→ Work instruction
Return every record below exactly; leave out the images.

[Records from a data collection]
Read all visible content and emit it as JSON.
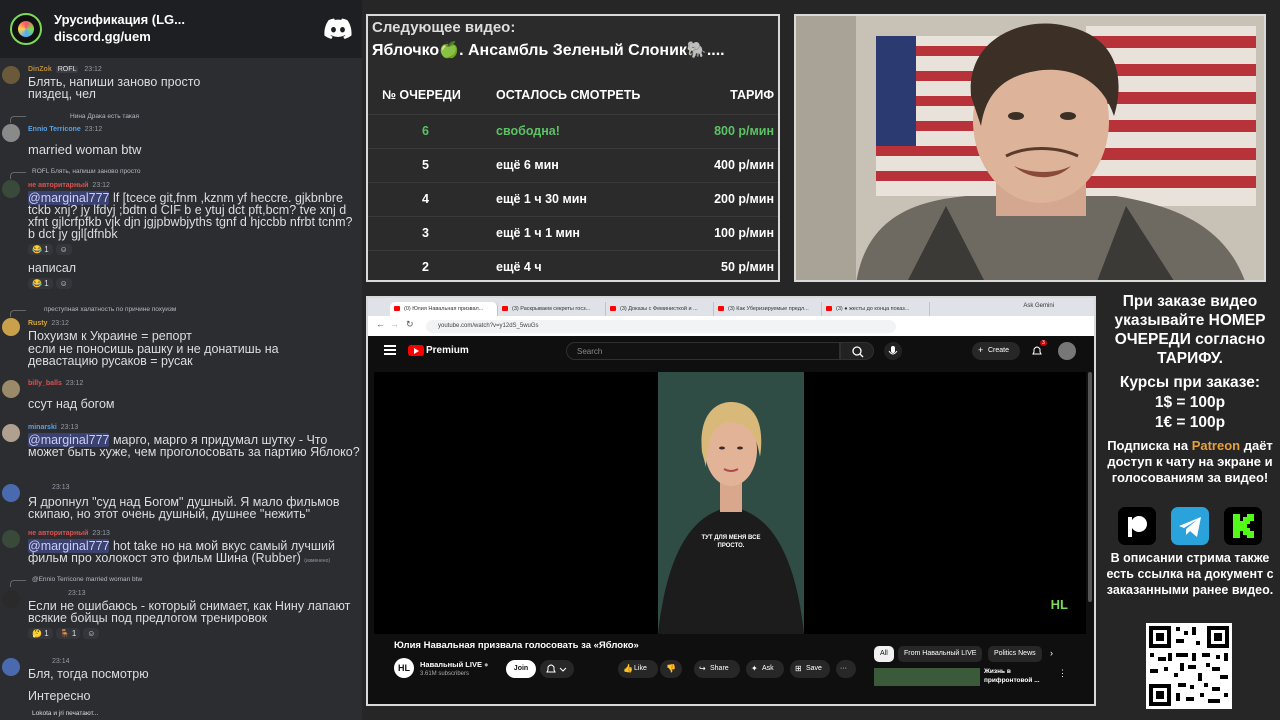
{
  "chat": {
    "server_title": "Урусификация (LG...",
    "server_invite": "discord.gg/uem",
    "messages": [
      {
        "user": "DinZok",
        "tag": "ROFL",
        "time": "23:12",
        "user_color": "#b98b3a",
        "text": "Блять, напиши заново просто\nпиздец, чел"
      },
      {
        "reply": "Нина Драка есть такая",
        "user": "Ennio Terricone",
        "time": "23:12",
        "user_color": "#5aa0e6",
        "text": "married woman btw"
      },
      {
        "reply": "ROFL  Блять, напиши заново просто",
        "user": "не авторитарный",
        "time": "23:12",
        "user_color": "#e05050",
        "mention": "@marginal777",
        "text": " lf [tcece git,fnm ,kznm yf heccre. gjkbnbre tckb xnj? jy lfdyj ;bdtn d CIF b e ytuj dct pft,bcm? tve xnj d xfnt gjlcrfpfkb vjk djn jgjpbwbjyths tgnf d hjccbb nfrbt tcnm? b dct jy gjl[dfnbk",
        "reactions": [
          "1",
          ""
        ]
      },
      {
        "text": "написал",
        "reactions": [
          "1",
          ""
        ]
      },
      {
        "reply": "преступная халатность по причине похуизм",
        "user": "Rusty",
        "time": "23:12",
        "user_color": "#d8a53a",
        "text": "Похуизм к Украине = репорт\nесли не поносишь рашку и не донатишь на\nдевастацию русаков = русак"
      },
      {
        "user": "billy_balls",
        "time": "23:12",
        "user_color": "#e05050",
        "text": "ссут над богом"
      },
      {
        "user": "minarski",
        "time": "23:13",
        "user_color": "#5aa0e6",
        "mention": "@marginal777",
        "text": " марго, марго я придумал шутку - Что может быть хуже, чем проголосовать за партию Яблоко?"
      },
      {
        "time": "23:13",
        "text": "Я дропнул \"суд над Богом\" душный. Я мало фильмов скипаю, но этот очень душный, душнее \"нежить\""
      },
      {
        "user": "не авторитарный",
        "time": "23:13",
        "user_color": "#e05050",
        "mention": "@marginal777",
        "text": " hot take но на мой вкус самый лучший фильм про холокост это фильм Шина (Rubber)",
        "edited": "(изменено)"
      },
      {
        "reply": "@Ennio Terricone  married woman btw",
        "time": "23:13",
        "text": "Если не ошибаюсь - который снимает, как Нину лапают всякие бойцы под предлогом тренировок",
        "reactions": [
          "1",
          "1",
          ""
        ]
      },
      {
        "time": "23:14",
        "text": "Бля, тогда посмотрю"
      },
      {
        "text": "Интересно"
      }
    ],
    "typing": "Lokota и jri печатают..."
  },
  "queue": {
    "next_label": "Следующее видео:",
    "next_title": "Яблочко🍏. Ансамбль Зеленый Слоник🐘....",
    "headers": [
      "№ ОЧЕРЕДИ",
      "ОСТАЛОСЬ СМОТРЕТЬ",
      "ТАРИФ"
    ],
    "rows": [
      {
        "num": "6",
        "left": "свободна!",
        "rate": "800 р/мин",
        "free": true
      },
      {
        "num": "5",
        "left": "ещё 6 мин",
        "rate": "400 р/мин"
      },
      {
        "num": "4",
        "left": "ещё 1 ч 30 мин",
        "rate": "200 р/мин"
      },
      {
        "num": "3",
        "left": "ещё 1 ч 1 мин",
        "rate": "100 р/мин"
      },
      {
        "num": "2",
        "left": "ещё 4 ч",
        "rate": "50 р/мин"
      }
    ]
  },
  "browser": {
    "tabs": [
      "(0) Юлия Навальная призвал...",
      "(3) Раскрываем секреты госз...",
      "(3) Доказы с Феминисткой и ...",
      "(3) Как Уберизируемые предл...",
      "(3) ● жесты до конца показ..."
    ],
    "ask_gemini": "Ask Gemini",
    "url": "youtube.com/watch?v=y12dS_5wuGs",
    "brand": "Premium",
    "search_placeholder": "Search",
    "create": "Create",
    "bell_count": "3",
    "video_caption": "ТУТ ДЛЯ МЕНЯ ВСЕ ПРОСТО.",
    "corner_logo": "HL",
    "video_title": "Юлия Навальная призвала голосовать за «Яблоко»",
    "channel_logo": "HL",
    "channel": "Навальный LIVE",
    "subs": "3.61M subscribers",
    "join": "Join",
    "actions": [
      "Like",
      "",
      "Share",
      "Ask",
      "Save",
      "···"
    ],
    "chips": [
      "All",
      "From Навальный LIVE",
      "Politics News"
    ],
    "side_title": "Жизнь в прифронтовой ..."
  },
  "info": {
    "order_text": "При заказе видео указывайте НОМЕР ОЧЕРЕДИ согласно ТАРИФУ.",
    "rates_title": "Курсы при заказе:",
    "rates": [
      "1$ = 100р",
      "1€ = 100р"
    ],
    "sub_before": "Подписка на ",
    "sub_patreon": "Patreon",
    "sub_after": " даёт доступ к чату на экране и голосованиям за видео!",
    "desc": "В описании стрима также есть ссылка на документ с заказанными ранее видео.",
    "social_icons": [
      "patreon-icon",
      "telegram-icon",
      "kick-icon"
    ]
  }
}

→ Written answer
Read all visible content and emit it as JSON.
{
  "chat": {
    "server_title": "Урусификация (LG...",
    "server_invite": "discord.gg/uem",
    "messages": [
      {
        "user": "DinZok",
        "tag": "ROFL",
        "time": "23:12",
        "user_color": "#b98b3a",
        "text": "Блять, напиши заново просто\nпиздец, чел"
      },
      {
        "reply": "Нина Драка есть такая",
        "user": "Ennio Terricone",
        "time": "23:12",
        "user_color": "#5aa0e6",
        "text": "married woman btw"
      },
      {
        "reply": "ROFL  Блять, напиши заново просто",
        "user": "не авторитарный",
        "time": "23:12",
        "user_color": "#e05050",
        "mention": "@marginal777",
        "text": " lf [tcece git,fnm ,kznm yf heccre. gjkbnbre tckb xnj? jy lfdyj ;bdtn d CIF b e ytuj dct pft,bcm? tve xnj d xfnt gjlcrfpfkb vjk djn jgjpbwbjyths tgnf d hjccbb nfrbt tcnm? b dct jy gjl[dfnbk",
        "reactions": [
          "1",
          ""
        ]
      },
      {
        "text": "написал",
        "reactions": [
          "1",
          ""
        ]
      },
      {
        "reply": "преступная халатность по причине похуизм",
        "user": "Rusty",
        "time": "23:12",
        "user_color": "#d8a53a",
        "text": "Похуизм к Украине = репорт\nесли не поносишь рашку и не донатишь на\nдевастацию русаков = русак"
      },
      {
        "user": "billy_balls",
        "time": "23:12",
        "user_color": "#e05050",
        "text": "ссут над богом"
      },
      {
        "user": "minarski",
        "time": "23:13",
        "user_color": "#5aa0e6",
        "mention": "@marginal777",
        "text": " марго, марго я придумал шутку - Что может быть хуже, чем проголосовать за партию Яблоко?"
      },
      {
        "time": "23:13",
        "text": "Я дропнул \"суд над Богом\" душный. Я мало фильмов скипаю, но этот очень душный, душнее \"нежить\""
      },
      {
        "user": "не авторитарный",
        "time": "23:13",
        "user_color": "#e05050",
        "mention": "@marginal777",
        "text": " hot take но на мой вкус самый лучший фильм про холокост это фильм Шина (Rubber)",
        "edited": "(изменено)"
      },
      {
        "reply": "@Ennio Terricone  married woman btw",
        "time": "23:13",
        "text": "Если не ошибаюсь - который снимает, как Нину лапают всякие бойцы под предлогом тренировок",
        "reactions": [
          "1",
          "1",
          ""
        ]
      },
      {
        "time": "23:14",
        "text": "Бля, тогда посмотрю"
      },
      {
        "text": "Интересно"
      }
    ],
    "typing": "Lokota и jri печатают..."
  },
  "queue": {
    "next_label": "Следующее видео:",
    "next_title": "Яблочко🍏. Ансамбль Зеленый Слоник🐘....",
    "headers": [
      "№ ОЧЕРЕДИ",
      "ОСТАЛОСЬ СМОТРЕТЬ",
      "ТАРИФ"
    ],
    "rows": [
      {
        "num": "6",
        "left": "свободна!",
        "rate": "800 р/мин",
        "free": true
      },
      {
        "num": "5",
        "left": "ещё 6 мин",
        "rate": "400 р/мин"
      },
      {
        "num": "4",
        "left": "ещё 1 ч 30 мин",
        "rate": "200 р/мин"
      },
      {
        "num": "3",
        "left": "ещё 1 ч 1 мин",
        "rate": "100 р/мин"
      },
      {
        "num": "2",
        "left": "ещё 4 ч",
        "rate": "50 р/мин"
      }
    ]
  },
  "browser": {
    "tabs": [
      "(0) Юлия Навальная призвал...",
      "(3) Раскрываем секреты госз...",
      "(3) Доказы с Феминисткой и ...",
      "(3) Как Уберизируемые предл...",
      "(3) ● жесты до конца показ..."
    ],
    "ask_gemini": "Ask Gemini",
    "url": "youtube.com/watch?v=y12dS_5wuGs",
    "brand": "Premium",
    "search_placeholder": "Search",
    "create": "Create",
    "bell_count": "3",
    "video_caption": "ТУТ ДЛЯ МЕНЯ ВСЕ ПРОСТО.",
    "corner_logo": "HL",
    "video_title": "Юлия Навальная призвала голосовать за «Яблоко»",
    "channel_logo": "HL",
    "channel": "Навальный LIVE",
    "subs": "3.61M subscribers",
    "join": "Join",
    "actions": [
      "Like",
      "",
      "Share",
      "Ask",
      "Save",
      "···"
    ],
    "chips": [
      "All",
      "From Навальный LIVE",
      "Politics News"
    ],
    "side_title": "Жизнь в прифронтовой ..."
  },
  "info": {
    "order_text": "При заказе видео указывайте НОМЕР ОЧЕРЕДИ согласно ТАРИФУ.",
    "rates_title": "Курсы при заказе:",
    "rates": [
      "1$ = 100р",
      "1€ = 100р"
    ],
    "sub_before": "Подписка на ",
    "sub_patreon": "Patreon",
    "sub_after": " даёт доступ к чату на экране и голосованиям за видео!",
    "desc": "В описании стрима также есть ссылка на документ с заказанными ранее видео.",
    "social_icons": [
      "patreon-icon",
      "telegram-icon",
      "kick-icon"
    ]
  }
}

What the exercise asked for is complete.